§ Problem
I need each line of the entries below that includes the string "save".

Records drawn from a dataset:
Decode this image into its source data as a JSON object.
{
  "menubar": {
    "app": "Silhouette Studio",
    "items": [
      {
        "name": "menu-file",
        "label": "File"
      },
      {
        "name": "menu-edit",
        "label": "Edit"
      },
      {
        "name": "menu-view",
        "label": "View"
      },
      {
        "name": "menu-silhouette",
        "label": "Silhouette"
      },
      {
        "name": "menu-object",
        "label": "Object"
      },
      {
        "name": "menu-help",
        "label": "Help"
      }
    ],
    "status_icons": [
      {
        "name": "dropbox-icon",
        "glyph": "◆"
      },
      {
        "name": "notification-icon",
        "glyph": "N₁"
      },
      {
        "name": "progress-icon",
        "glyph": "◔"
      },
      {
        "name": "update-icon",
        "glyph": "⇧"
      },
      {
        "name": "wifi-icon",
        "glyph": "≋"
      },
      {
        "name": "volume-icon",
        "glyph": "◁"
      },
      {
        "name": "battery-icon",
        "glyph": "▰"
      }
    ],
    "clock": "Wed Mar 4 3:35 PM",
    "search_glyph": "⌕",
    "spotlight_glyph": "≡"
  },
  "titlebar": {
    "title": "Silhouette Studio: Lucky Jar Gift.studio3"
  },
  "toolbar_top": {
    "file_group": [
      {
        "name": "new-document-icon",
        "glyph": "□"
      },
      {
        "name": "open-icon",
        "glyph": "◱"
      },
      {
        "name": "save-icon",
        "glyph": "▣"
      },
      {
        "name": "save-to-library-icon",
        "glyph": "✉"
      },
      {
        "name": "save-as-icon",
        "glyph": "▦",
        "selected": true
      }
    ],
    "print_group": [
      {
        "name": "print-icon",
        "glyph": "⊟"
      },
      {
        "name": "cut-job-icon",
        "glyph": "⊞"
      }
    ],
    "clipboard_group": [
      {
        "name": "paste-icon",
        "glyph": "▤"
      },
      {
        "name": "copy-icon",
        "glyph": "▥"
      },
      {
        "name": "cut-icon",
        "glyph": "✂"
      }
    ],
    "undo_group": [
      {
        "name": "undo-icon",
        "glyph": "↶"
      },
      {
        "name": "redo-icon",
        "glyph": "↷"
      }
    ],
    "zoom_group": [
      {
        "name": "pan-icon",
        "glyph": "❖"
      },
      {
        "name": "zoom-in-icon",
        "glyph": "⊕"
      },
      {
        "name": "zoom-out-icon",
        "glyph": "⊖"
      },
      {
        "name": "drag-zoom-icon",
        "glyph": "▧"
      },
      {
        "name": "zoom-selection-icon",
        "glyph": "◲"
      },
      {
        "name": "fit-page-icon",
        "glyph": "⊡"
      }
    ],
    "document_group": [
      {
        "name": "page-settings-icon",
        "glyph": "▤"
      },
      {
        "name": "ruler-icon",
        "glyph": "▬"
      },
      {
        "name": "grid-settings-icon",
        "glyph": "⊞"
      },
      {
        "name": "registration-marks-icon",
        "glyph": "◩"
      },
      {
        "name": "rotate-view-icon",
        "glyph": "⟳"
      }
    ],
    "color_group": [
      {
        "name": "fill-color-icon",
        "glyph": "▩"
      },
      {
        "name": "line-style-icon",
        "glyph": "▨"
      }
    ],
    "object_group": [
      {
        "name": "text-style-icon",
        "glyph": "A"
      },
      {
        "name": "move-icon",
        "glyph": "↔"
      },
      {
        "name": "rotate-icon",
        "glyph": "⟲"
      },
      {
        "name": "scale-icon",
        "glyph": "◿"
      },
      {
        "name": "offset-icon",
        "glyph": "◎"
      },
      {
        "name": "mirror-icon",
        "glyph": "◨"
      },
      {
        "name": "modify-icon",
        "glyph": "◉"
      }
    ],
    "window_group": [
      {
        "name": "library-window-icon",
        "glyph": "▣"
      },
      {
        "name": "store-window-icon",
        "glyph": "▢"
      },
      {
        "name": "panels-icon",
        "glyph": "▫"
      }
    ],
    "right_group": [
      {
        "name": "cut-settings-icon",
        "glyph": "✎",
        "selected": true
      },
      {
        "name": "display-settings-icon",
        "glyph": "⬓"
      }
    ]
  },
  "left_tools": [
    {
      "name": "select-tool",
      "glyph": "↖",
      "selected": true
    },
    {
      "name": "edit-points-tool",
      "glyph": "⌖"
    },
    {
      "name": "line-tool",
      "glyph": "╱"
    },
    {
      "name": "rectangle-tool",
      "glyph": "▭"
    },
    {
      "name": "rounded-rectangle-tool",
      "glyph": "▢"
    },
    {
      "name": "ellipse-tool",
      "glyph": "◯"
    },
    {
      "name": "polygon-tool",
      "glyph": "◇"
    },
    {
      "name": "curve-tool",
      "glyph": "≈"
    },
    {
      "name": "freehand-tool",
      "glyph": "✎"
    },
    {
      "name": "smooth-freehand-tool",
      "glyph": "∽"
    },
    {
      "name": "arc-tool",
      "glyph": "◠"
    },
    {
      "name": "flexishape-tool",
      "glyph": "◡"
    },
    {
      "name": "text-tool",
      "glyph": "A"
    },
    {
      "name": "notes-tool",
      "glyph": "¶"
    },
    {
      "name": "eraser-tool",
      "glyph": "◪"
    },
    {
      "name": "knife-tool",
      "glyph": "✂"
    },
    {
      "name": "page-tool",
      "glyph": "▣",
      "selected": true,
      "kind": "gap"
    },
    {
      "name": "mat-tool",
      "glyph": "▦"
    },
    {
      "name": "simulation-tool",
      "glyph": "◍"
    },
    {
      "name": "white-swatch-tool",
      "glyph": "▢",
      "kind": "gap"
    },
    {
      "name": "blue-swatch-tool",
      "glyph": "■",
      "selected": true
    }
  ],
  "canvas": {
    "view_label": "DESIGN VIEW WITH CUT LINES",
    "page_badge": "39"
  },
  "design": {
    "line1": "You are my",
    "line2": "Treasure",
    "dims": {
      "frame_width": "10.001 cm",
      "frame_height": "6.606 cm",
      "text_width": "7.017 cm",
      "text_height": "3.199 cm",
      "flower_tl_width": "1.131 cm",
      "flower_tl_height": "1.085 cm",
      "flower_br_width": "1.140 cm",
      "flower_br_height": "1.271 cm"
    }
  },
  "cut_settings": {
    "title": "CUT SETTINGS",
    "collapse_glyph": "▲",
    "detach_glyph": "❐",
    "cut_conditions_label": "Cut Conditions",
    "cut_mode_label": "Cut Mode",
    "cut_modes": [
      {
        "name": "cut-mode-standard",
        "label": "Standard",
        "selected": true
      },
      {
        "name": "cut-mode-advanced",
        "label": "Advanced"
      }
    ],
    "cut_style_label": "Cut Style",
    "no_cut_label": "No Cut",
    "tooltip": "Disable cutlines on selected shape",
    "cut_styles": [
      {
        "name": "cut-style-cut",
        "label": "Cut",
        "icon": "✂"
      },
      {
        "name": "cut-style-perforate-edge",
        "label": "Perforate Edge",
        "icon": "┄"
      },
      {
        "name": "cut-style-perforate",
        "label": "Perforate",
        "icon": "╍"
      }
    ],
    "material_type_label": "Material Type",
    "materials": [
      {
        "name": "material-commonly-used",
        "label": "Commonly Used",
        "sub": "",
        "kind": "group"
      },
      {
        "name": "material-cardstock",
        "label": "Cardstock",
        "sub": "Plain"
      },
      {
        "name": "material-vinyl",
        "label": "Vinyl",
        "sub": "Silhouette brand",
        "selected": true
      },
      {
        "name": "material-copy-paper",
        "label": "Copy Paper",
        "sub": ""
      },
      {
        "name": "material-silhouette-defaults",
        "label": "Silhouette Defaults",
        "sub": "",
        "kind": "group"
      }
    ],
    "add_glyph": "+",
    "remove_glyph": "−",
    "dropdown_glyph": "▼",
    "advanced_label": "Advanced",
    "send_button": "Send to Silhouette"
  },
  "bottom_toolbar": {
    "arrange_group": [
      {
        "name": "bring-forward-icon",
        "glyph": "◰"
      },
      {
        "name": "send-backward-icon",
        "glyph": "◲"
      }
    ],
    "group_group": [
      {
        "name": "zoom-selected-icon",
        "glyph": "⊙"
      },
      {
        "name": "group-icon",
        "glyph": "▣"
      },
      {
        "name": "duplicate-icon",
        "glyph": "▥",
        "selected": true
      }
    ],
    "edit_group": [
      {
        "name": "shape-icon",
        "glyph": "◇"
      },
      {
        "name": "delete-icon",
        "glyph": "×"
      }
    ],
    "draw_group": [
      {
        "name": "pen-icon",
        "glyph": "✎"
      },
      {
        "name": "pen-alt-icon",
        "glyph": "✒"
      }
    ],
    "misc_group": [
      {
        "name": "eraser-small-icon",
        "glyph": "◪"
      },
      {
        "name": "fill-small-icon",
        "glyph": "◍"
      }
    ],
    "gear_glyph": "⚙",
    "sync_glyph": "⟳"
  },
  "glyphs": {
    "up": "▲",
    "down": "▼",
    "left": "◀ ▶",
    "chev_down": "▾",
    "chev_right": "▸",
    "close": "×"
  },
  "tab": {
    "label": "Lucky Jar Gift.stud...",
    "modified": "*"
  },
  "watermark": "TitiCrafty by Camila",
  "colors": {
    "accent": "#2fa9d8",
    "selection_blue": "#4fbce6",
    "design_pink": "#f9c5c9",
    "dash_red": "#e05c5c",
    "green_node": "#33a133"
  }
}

§ Final answer
        "name": "save-icon",
        "name": "save-to-library-icon",
        "name": "save-as-icon",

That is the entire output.